● **Task details**
Copy out, from the data below, each line in which the word "title" occurs.

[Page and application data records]
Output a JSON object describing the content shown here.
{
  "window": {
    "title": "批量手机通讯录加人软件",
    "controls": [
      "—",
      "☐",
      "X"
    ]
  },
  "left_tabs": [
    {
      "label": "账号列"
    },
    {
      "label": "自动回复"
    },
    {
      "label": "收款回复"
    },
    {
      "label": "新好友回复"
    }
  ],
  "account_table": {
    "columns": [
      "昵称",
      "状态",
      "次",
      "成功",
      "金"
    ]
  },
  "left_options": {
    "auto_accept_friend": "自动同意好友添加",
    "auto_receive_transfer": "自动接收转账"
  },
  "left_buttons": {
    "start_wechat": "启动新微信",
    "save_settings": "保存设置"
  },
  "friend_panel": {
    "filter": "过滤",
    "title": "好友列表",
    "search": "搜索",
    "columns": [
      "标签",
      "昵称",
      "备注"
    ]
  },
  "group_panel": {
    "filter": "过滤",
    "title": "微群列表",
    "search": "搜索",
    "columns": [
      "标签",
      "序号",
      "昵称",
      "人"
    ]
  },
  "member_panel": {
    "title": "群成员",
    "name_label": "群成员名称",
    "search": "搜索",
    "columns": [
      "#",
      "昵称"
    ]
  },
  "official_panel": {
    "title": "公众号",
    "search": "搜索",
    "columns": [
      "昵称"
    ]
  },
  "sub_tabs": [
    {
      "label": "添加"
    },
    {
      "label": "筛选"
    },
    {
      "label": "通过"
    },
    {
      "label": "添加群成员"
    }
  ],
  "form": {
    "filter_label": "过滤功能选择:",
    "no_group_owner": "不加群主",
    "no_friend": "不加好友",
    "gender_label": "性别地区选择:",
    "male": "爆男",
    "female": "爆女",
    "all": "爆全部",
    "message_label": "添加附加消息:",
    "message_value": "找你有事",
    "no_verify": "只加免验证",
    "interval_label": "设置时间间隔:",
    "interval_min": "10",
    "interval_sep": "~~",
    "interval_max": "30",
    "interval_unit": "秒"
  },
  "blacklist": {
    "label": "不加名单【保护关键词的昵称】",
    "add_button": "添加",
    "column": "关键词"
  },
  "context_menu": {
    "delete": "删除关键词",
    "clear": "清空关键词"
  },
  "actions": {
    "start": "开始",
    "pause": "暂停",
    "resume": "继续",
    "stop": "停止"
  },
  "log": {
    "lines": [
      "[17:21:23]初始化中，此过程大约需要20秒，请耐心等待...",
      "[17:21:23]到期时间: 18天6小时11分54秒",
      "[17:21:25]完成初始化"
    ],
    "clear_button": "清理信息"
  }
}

● **Answer for the task**
    "title": "批量手机通讯录加人软件",
    "title": "好友列表",
    "title": "微群列表",
    "title": "群成员",
    "title": "公众号",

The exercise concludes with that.